Republic Day, also known as Festa della Repubblica in Italian (Festival of the Republic), is a national holiday in Italy on June 2 each year. It celebrates the day when Italians voted to abolish the monarchy in 1946 so their country could become a republic.
Republic Day is a day off work for many people in Italy. Events include:
- Official ceremonies.
- Military parades.
- Laying a wreath at the Tomb of the Unknown Soldier, inside the Altare della Patria in Rome.
Outside Italy, many Italian diplomats in embassies celebrate this day worldwide.
On June 2, 1946, many Italians voted in a referendum to rid of the monarchy and for the country to become a republic. The public was hostile to the monarchy, which had supported Benito Mussolini’s rule. Around that time, the Italian royal family was also exiled from Italy.

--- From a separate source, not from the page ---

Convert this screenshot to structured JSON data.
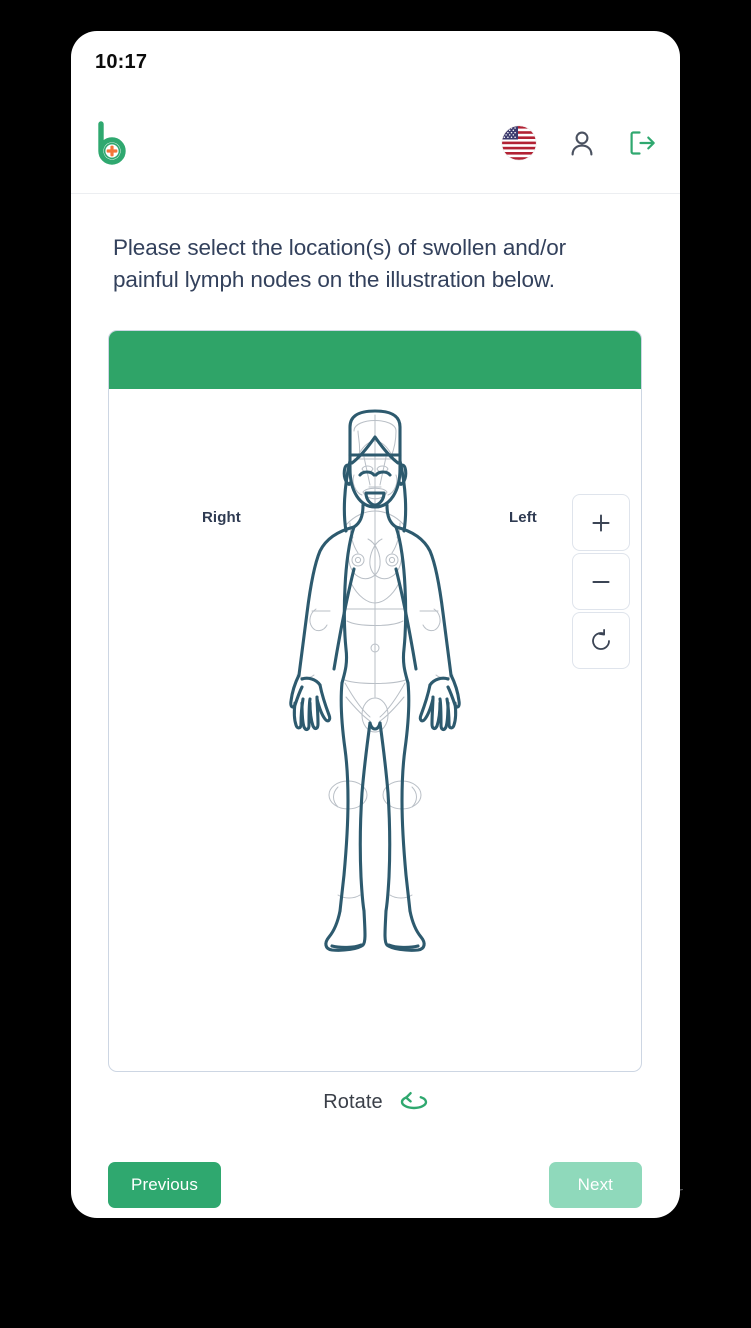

Each year, a wreath is laid at the Tomb of the Unknown Soldier on Republic Day. The tomb, which also has an eternal flame, was added to the one of Italy’s largest national monuments, Altare della Patria (Altar of the Fatherland), on November 4, 1921. However, the tomb, which was designed by sculptor Alberto Sparapani, was not completed until 1924.